The work innovates in numerous ways, especially in the suggestion of a different parallel narrative. By changing completely the usual approach to the subject, Michelangelo created a completely innovative way of narrating the scene, with different ideas that structure it. A main innovation is found in the way Christ’s face (the main subject of the work) is turned with his back to the viewer. One last fundamental difference/innovation, besides the ones already pointed above, is the fact that there seems to be a lack of emotional connection between the Virgin and Christ, usually accentuated by interlocking gazes between both or an empathetic gesture of tenderness.

  1. The Madonna and the Stairs and the Battle of the Centaurs were Michelangelo’s first two sculptures.
  2. This relief remained unknown during Michelangelo’s lifetime, and was only mentioned for the first time in the Giunti edition (1568) of Giorgio Vasari’s Lives. In these texts, this work is said to have been donated by Leonardo Buonarroti to Duke Cosimo I, not long before these were written, considered by him to be one of a kind. It is possible that this work was lodge in Buonarroti’s house on Via Ghibellina, before it was donate, and later return to the same location, when it was given back to Michelangelo the Younger by the Grand Duke Cosimo II, in 1616, as an act of recognition, honoring the great work of his great forefather.
  3. The claim, regarding the date of this work, that it was created during Michelangelo’s adolescence is still very much disputed, but a consensus indicates a date around 1490, which means it was probably created before the Battle of the Centaurs.

direct influences and connections

In his texts, Vasari asserts Donatello’s influence on the young Michelangelo, linking this relief with the work of Donatello, by saying that it “was executed… after the style of Donatello, and he acquitted himself so well that it seems to be by Donatello himself, save that it possesses more grace and design.”

SCULPTURE DETAILS

related works

Artist: Unknown
Discovery: Vari, Attica
Title: Mnesagora and Nikochares (grave stele)
Date: 420-410 BC
Medium: Marble
Size: 119 x 74 cm
Location: National Archaeological Museum of Athens, Athens, Greece

Artist: Anonymous
Title: The Ladder of Divine Ascent Monastery of St Catherine Sinai
Date: 12th century
Medium: Painting on gold leaf
Size: unknown
Location: Saint Catherine’s Monastery, Church of Sinai, Egypt

Artist: Michelangelo
Title: Battle of the Centaurs
Date: c. 1492
Medium: Marble relief
Size: 84.5 x 90.5 cm
Location: Casa Buonarroti, Florence, Italy

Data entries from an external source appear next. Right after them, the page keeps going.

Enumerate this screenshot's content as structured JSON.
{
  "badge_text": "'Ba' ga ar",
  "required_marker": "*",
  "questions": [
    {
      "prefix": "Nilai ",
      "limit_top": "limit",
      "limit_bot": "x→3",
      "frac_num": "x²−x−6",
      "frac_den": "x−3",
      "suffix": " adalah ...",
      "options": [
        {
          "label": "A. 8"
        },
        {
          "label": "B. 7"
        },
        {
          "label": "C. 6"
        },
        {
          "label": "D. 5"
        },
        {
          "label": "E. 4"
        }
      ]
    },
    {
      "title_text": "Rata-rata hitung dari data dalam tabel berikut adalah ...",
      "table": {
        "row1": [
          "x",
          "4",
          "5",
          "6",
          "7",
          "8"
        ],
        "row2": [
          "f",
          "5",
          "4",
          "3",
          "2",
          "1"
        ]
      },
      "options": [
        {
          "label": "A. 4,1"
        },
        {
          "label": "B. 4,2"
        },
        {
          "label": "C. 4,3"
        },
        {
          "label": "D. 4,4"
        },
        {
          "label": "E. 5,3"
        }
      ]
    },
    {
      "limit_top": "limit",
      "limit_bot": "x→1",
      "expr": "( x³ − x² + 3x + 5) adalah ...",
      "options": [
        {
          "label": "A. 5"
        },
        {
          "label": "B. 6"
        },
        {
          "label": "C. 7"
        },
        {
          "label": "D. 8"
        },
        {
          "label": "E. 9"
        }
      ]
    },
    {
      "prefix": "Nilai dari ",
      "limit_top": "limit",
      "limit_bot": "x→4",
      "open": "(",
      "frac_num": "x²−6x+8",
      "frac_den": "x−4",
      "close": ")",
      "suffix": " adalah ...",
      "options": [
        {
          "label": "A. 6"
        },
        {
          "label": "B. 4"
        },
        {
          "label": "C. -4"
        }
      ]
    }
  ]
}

Artist: Jacopo Tintoretto
Title: Study after Michelangelo’s Giorno
Date: c. 1550-1555
Medium: Black and white chalk on blue paper
Size: 35 x 50.5 cm
Location: Metropolitan Museum of Art, New York, USA

Artist: Michelangelo
Title: Day (Giorno)
Date: 1524-1527
Medium: Marble
Size: unknown
Location: Tomb of Giuliano di Lorenzo de’ Medici with Night and Day, New Sacristy, Basilica of San Lorenzo, Florence, Italy

(CC BY-SA 3.0 – shakko)

Artist: Donatello
Title: Madonna and Child with Four Cherubs
Date: c. 1440
Medium: Marble relief
Size: unknown
Location: Bode-Museum, Berlin, Germany

(CC BY-SA 3.0 – Sailko)

Artist: Michelangelo
Title: Medici Madonna
Date: 1521-1534
Medium: Marble
Size: 226 cm in Height
Location: New Sacristy, Basilica of San Lorenzo, Florence, Italy

Artist: Donatello
Title: Pazzi Madonna
Date: c. 1420
Medium: Marble
Size: 74.5 x 73 cm
Location: Bode Museum, Berlin, Germany

(CC BY-SA 4.0 – MiguelHermoso)